Colobus Conservation has a well-stocked tree nursery at the centre where the local community can come and purchase indigenous trees to plant on their properties, and help restore the natural habitat. To support the community in selecting the right trees for the land in which they plan to plant, the Kenya-based non-profit has a detailed indigenous tree species catalogue and experienced forestry staff onsite to answer any questions and provide advice. 

A special project dubbed ‘trees4kids’, was also recently introduced where scholars receive trees – free of charge – to plant back in their schools and homes and are responsible for nurturing the trees during their time in school. At the initial phase of the project, each school was given five trees, but resources  gradually increased to a ratio of one tree: five school kids.

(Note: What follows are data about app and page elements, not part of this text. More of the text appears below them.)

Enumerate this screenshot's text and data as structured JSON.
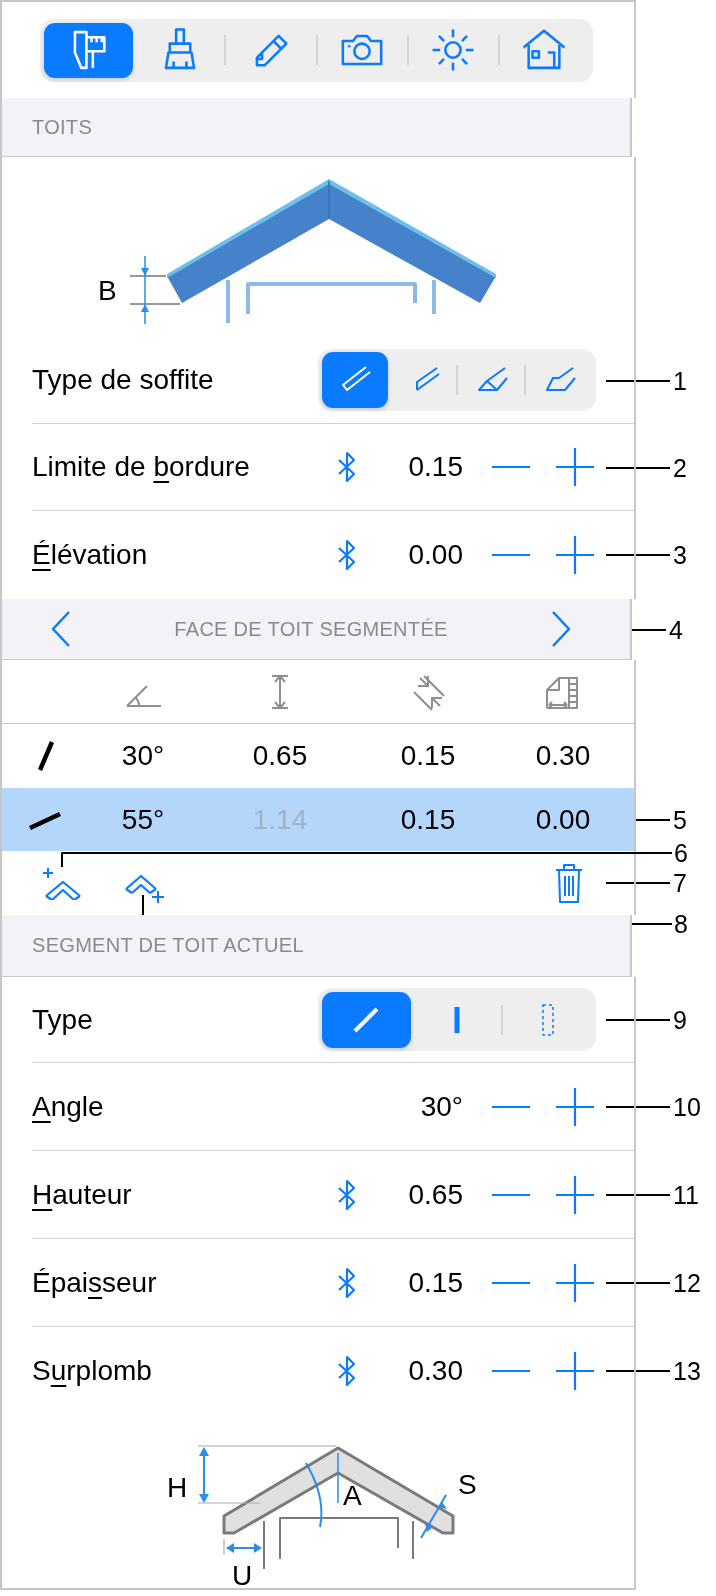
{
  "toolbar": [
    {
      "kind": "caliper",
      "selected": true
    },
    {
      "kind": "brush",
      "selected": false
    },
    {
      "kind": "pencil",
      "selected": false
    },
    {
      "kind": "camera",
      "selected": false
    },
    {
      "kind": "sun",
      "selected": false
    },
    {
      "kind": "house",
      "selected": false
    }
  ],
  "roofs": {
    "header": "TOITS",
    "diagram": {
      "label": "B"
    },
    "soffit": {
      "label": "Type de soffite",
      "callout": "1",
      "options": [
        {
          "kind": "plain",
          "selected": true
        },
        {
          "kind": "angled",
          "selected": false
        },
        {
          "kind": "boxed",
          "selected": false
        },
        {
          "kind": "stepped",
          "selected": false
        }
      ]
    },
    "fields": [
      {
        "label": {
          "pre": "Limite de ",
          "key": "b",
          "post": "ordure"
        },
        "linked": true,
        "value": "0.15",
        "callout": "2"
      },
      {
        "label": {
          "key": "É",
          "post": "lévation"
        },
        "linked": true,
        "value": "0.00",
        "callout": "3"
      }
    ]
  },
  "face": {
    "title": "FACE DE TOIT SEGMENTÉE",
    "callout": "4",
    "columns": [
      {
        "kind": "angle"
      },
      {
        "kind": "height"
      },
      {
        "kind": "thickness"
      },
      {
        "kind": "overhang"
      }
    ],
    "rows": [
      {
        "kind": "steep",
        "selected": false,
        "cells": [
          {
            "text": "30°",
            "dim": false
          },
          {
            "text": "0.65",
            "dim": false
          },
          {
            "text": "0.15",
            "dim": false
          },
          {
            "text": "0.30",
            "dim": false
          }
        ]
      },
      {
        "kind": "shallow",
        "selected": true,
        "callout": "5",
        "cells": [
          {
            "text": "55°",
            "dim": false
          },
          {
            "text": "1.14",
            "dim": true
          },
          {
            "text": "0.15",
            "dim": false
          },
          {
            "text": "0.00",
            "dim": false
          }
        ]
      }
    ],
    "actions": [
      {
        "kind": "add-before"
      },
      {
        "kind": "add-after"
      },
      {
        "kind": "delete"
      }
    ],
    "action_callouts": [
      {
        "kind": "up",
        "text": "6"
      },
      {
        "kind": "level",
        "text": "7"
      },
      {
        "kind": "down",
        "text": "8"
      }
    ]
  },
  "segment": {
    "header": "SEGMENT DE TOIT ACTUEL",
    "type": {
      "label": "Type",
      "callout": "9",
      "options": [
        {
          "kind": "slope",
          "selected": true
        },
        {
          "kind": "wall",
          "selected": false
        },
        {
          "kind": "gap",
          "selected": false
        }
      ]
    },
    "fields": [
      {
        "label": {
          "key": "A",
          "post": "ngle"
        },
        "linked": false,
        "value": "30°",
        "callout": "10"
      },
      {
        "label": {
          "key": "H",
          "post": "auteur"
        },
        "linked": true,
        "value": "0.65",
        "callout": "11"
      },
      {
        "label": {
          "pre": "Épai",
          "key": "s",
          "post": "seur"
        },
        "linked": true,
        "value": "0.15",
        "callout": "12"
      },
      {
        "label": {
          "pre": "S",
          "key": "u",
          "post": "rplomb"
        },
        "linked": true,
        "value": "0.30",
        "callout": "13"
      }
    ],
    "diagram": {
      "labels": [
        {
          "kind": "height",
          "text": "H"
        },
        {
          "kind": "angle",
          "text": "A"
        },
        {
          "kind": "thickness",
          "text": "S"
        },
        {
          "kind": "overhang",
          "text": "U"
        }
      ]
    }
  }
}
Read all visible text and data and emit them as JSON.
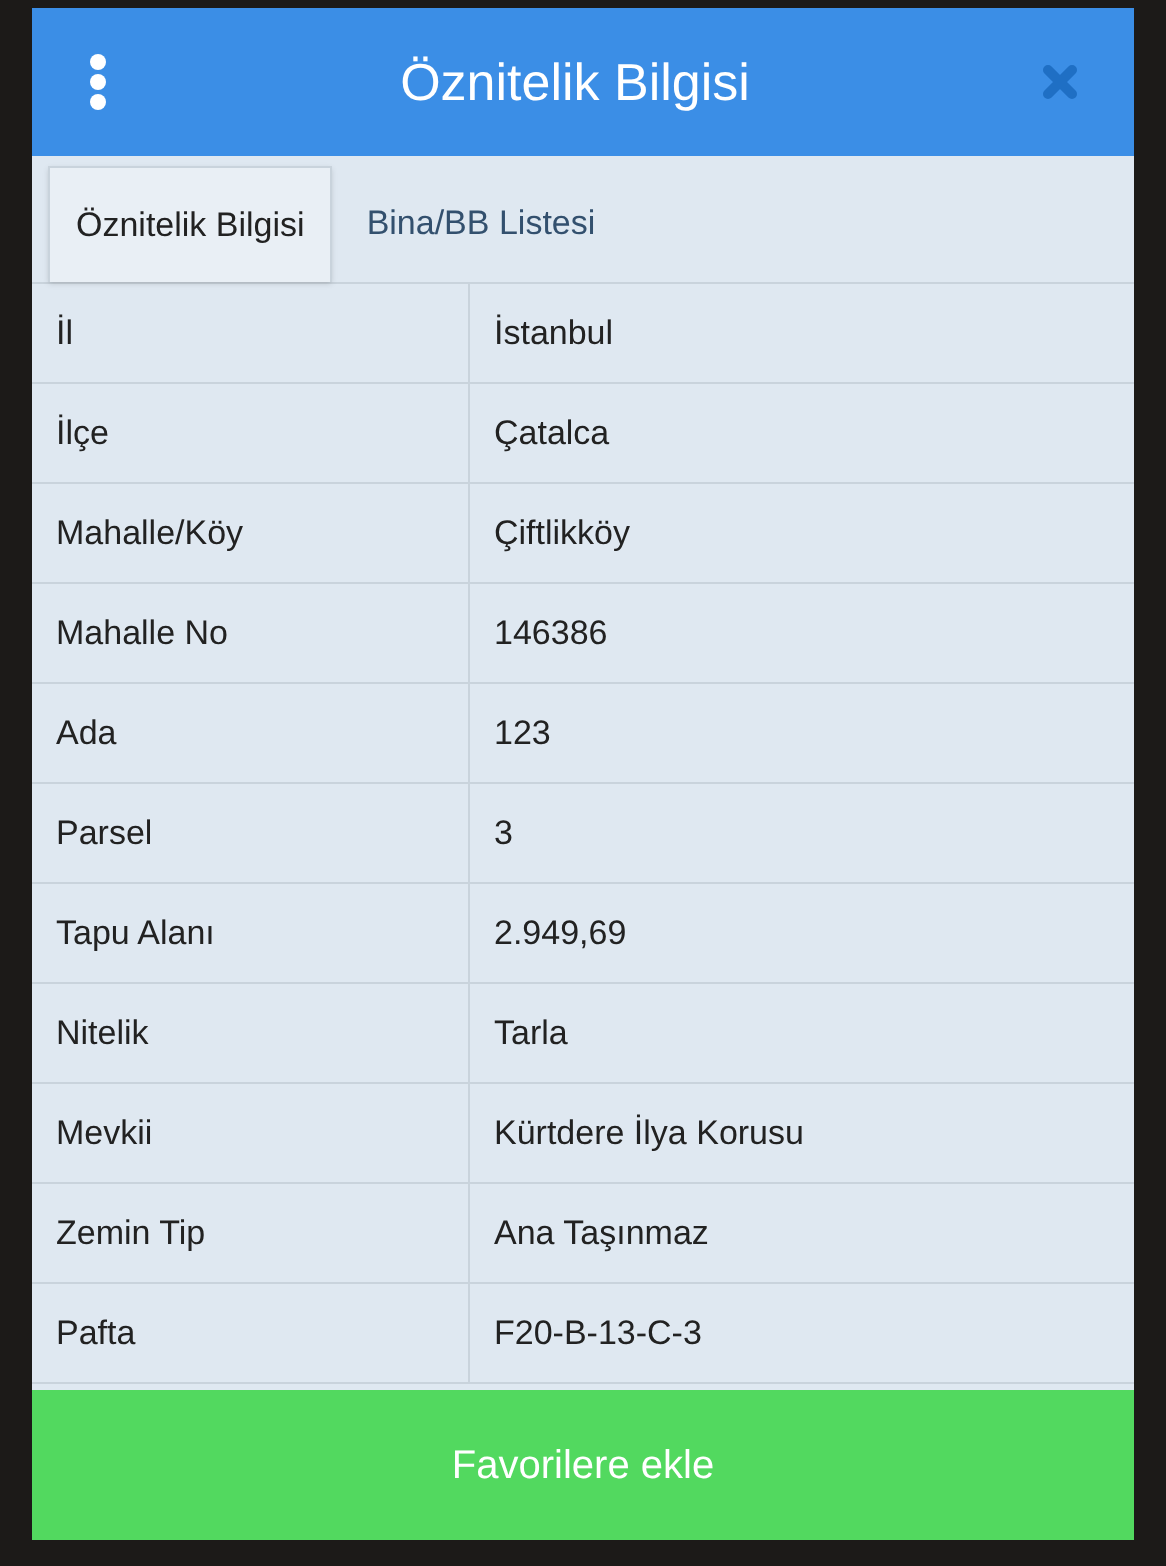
{
  "dialog": {
    "title": "Öznitelik Bilgisi"
  },
  "tabs": [
    {
      "label": "Öznitelik Bilgisi",
      "selected": true
    },
    {
      "label": "Bina/BB Listesi",
      "selected": false
    }
  ],
  "table": {
    "rows": [
      {
        "label": "İl",
        "value": "İstanbul"
      },
      {
        "label": "İlçe",
        "value": "Çatalca"
      },
      {
        "label": "Mahalle/Köy",
        "value": "Çiftlikköy"
      },
      {
        "label": "Mahalle No",
        "value": "146386"
      },
      {
        "label": "Ada",
        "value": "123"
      },
      {
        "label": "Parsel",
        "value": "3"
      },
      {
        "label": "Tapu Alanı",
        "value": "2.949,69"
      },
      {
        "label": "Nitelik",
        "value": "Tarla"
      },
      {
        "label": "Mevkii",
        "value": "Kürtdere İlya Korusu"
      },
      {
        "label": "Zemin Tip",
        "value": "Ana Taşınmaz"
      },
      {
        "label": "Pafta",
        "value": "F20-B-13-C-3"
      }
    ]
  },
  "button": {
    "label": "Favorilere ekle"
  }
}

Now, the target is to have every child receive a plant of their own and care for it. With a target of 1,500 kids annually, Colobus Conservation would need 1,500 tree seedlings.

You can help take action to save the environment and support the planting of a tree on your behalf to help restore Diani’s habitat and animal migratory corridor in Kenya.